REQUIRED ACTION
Going line by line through the material below, tally those that contain the word "Number" and give the count by itself.

DATA TO USE

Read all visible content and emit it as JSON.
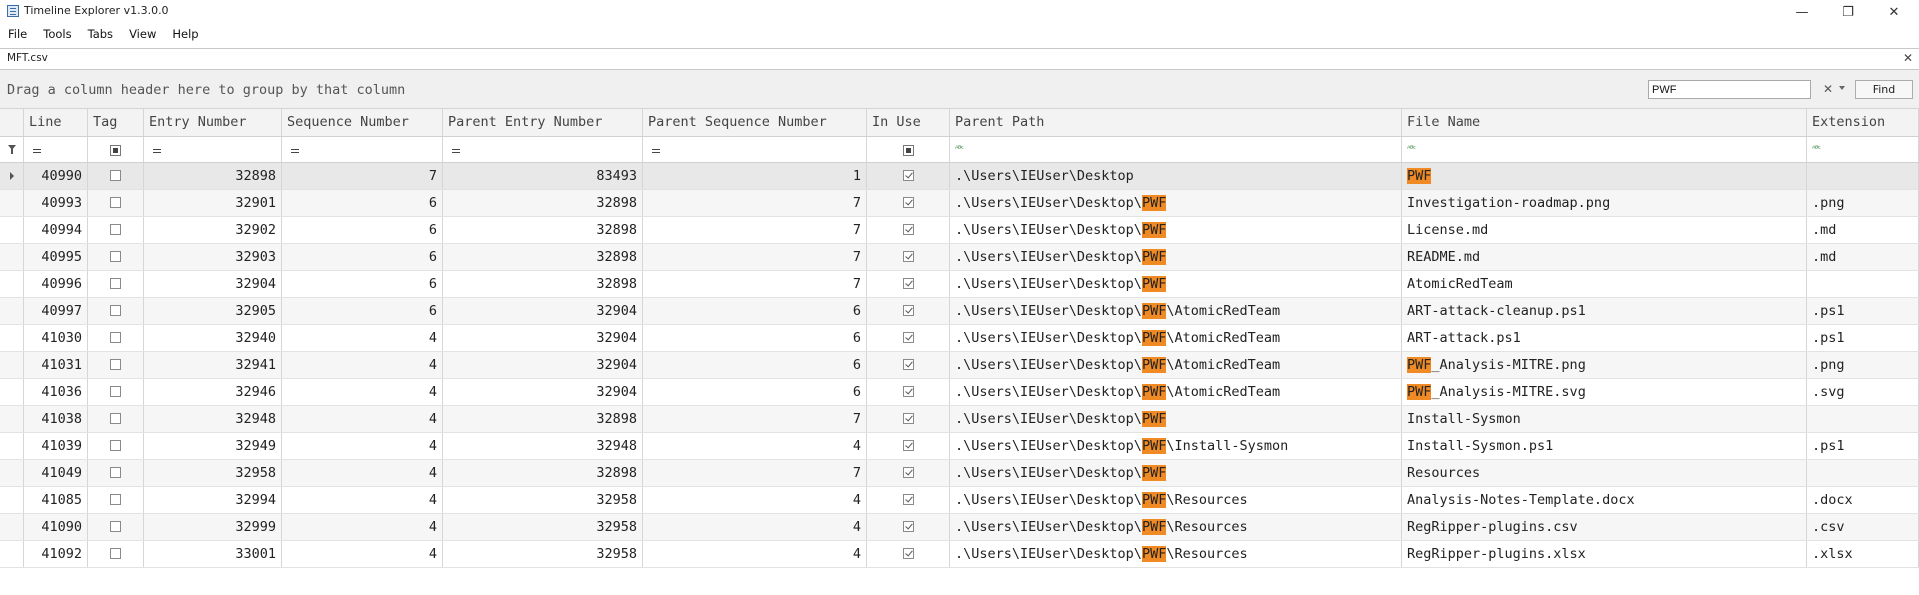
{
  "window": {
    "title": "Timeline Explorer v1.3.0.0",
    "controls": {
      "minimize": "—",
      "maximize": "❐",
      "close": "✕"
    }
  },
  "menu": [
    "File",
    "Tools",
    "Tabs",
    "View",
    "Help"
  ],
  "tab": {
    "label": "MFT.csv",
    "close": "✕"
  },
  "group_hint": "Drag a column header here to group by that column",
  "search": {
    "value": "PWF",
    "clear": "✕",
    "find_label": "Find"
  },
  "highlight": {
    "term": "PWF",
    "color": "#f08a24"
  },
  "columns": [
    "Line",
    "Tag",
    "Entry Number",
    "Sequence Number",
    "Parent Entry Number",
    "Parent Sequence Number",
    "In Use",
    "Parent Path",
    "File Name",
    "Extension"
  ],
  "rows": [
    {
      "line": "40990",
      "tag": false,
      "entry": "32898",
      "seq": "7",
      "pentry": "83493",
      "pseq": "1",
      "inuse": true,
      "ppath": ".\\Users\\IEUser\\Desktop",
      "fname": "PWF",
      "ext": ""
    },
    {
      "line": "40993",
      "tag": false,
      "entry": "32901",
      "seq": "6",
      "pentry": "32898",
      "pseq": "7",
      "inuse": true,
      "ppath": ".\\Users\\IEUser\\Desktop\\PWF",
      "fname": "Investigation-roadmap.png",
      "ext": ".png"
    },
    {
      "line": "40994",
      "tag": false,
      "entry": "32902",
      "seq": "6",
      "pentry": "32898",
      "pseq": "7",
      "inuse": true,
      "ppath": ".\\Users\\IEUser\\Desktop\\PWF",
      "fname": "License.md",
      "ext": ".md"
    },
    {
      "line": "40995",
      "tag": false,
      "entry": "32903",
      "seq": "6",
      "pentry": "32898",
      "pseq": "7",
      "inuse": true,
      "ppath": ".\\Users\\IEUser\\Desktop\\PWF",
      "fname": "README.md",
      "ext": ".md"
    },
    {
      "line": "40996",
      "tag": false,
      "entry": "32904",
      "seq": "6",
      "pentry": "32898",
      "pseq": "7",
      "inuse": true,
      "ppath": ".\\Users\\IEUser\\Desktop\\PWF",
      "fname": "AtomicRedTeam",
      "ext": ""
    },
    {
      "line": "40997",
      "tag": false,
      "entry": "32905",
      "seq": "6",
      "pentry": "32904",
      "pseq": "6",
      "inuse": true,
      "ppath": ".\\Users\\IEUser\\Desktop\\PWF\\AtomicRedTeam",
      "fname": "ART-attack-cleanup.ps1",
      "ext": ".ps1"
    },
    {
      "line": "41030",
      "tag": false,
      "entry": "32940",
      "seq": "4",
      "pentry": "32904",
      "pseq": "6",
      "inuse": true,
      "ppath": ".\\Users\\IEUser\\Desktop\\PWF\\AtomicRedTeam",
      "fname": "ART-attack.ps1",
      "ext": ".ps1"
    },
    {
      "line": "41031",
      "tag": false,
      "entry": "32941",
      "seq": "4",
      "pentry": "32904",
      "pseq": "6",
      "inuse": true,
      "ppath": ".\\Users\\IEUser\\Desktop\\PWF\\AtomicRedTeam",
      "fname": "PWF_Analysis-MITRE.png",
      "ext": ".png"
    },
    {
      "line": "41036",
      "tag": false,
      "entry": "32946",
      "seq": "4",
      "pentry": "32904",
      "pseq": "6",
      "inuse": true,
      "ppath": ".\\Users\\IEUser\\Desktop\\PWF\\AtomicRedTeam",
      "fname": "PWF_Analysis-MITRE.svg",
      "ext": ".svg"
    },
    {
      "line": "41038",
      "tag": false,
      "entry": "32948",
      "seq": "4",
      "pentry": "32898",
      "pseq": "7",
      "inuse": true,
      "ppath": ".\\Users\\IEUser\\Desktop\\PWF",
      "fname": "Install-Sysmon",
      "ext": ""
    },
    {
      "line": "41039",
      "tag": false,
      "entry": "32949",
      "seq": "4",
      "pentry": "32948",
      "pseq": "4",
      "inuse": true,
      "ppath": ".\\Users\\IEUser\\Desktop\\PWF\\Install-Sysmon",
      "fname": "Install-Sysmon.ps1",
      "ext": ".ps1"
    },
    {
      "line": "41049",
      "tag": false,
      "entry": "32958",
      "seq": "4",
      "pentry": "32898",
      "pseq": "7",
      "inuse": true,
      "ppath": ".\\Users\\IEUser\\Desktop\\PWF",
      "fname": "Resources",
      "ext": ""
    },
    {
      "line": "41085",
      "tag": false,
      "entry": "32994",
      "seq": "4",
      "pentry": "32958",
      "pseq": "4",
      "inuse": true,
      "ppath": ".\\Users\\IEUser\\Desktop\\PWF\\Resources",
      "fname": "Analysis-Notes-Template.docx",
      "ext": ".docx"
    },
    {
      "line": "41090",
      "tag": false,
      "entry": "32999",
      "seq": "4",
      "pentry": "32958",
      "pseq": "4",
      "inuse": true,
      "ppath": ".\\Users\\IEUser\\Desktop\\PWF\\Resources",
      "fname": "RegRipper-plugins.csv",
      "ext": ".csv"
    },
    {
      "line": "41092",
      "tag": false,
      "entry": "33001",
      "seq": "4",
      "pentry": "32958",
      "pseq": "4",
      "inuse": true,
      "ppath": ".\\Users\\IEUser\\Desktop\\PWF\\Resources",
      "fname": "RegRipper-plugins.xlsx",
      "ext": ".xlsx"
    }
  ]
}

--

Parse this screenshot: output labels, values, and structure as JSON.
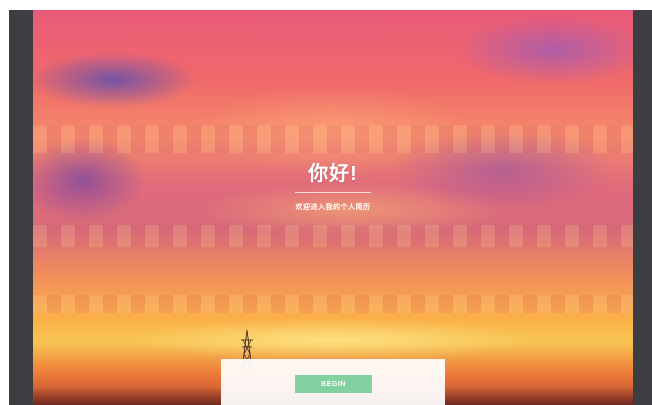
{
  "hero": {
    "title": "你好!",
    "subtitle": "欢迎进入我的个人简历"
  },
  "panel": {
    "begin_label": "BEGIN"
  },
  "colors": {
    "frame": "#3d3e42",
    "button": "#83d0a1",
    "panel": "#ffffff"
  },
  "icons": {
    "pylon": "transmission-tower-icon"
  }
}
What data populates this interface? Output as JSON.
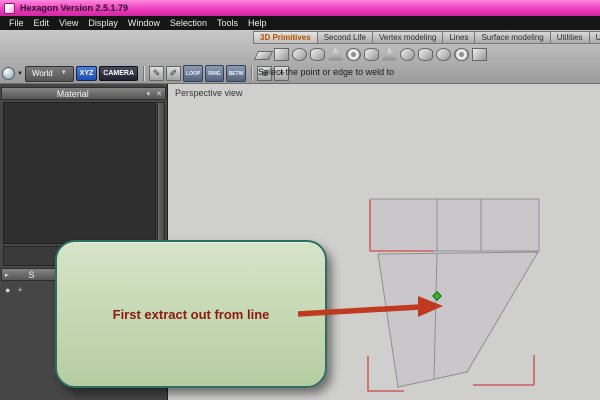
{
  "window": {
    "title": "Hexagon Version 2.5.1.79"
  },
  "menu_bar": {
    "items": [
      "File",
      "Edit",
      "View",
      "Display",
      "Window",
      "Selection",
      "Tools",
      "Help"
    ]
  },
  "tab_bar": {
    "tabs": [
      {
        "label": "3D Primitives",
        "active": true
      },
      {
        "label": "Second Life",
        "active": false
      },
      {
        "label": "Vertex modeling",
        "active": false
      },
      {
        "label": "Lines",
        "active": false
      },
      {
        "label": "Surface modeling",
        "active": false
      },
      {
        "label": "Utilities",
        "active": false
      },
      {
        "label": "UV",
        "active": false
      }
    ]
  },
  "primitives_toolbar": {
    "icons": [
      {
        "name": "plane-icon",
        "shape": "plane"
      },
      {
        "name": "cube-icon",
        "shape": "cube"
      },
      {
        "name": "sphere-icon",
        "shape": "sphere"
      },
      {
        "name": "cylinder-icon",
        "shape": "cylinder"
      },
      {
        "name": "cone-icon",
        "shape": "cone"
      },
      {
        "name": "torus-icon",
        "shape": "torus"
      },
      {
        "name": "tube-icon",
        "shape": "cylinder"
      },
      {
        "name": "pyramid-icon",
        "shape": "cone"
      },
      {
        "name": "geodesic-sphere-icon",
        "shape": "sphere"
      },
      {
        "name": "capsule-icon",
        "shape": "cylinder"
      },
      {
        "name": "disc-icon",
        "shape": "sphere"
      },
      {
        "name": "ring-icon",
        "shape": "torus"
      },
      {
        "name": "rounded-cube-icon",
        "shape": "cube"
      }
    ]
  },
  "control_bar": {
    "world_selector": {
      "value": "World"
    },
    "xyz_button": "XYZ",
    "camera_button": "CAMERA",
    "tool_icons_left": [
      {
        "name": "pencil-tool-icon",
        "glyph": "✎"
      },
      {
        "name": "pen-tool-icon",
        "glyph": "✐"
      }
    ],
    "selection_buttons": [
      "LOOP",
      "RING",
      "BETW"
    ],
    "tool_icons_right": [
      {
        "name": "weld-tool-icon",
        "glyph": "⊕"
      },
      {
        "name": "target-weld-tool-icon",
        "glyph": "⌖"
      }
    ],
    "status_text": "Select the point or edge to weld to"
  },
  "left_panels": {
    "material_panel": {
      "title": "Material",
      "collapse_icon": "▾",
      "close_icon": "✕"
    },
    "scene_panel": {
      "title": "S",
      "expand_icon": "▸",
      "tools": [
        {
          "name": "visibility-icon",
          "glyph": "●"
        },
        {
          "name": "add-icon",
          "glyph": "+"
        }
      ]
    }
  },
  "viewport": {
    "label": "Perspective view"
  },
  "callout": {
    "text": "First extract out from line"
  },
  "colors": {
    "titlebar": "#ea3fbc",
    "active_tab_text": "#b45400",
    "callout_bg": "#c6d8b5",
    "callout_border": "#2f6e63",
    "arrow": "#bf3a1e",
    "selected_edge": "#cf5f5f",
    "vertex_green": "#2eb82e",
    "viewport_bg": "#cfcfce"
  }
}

REPLY
4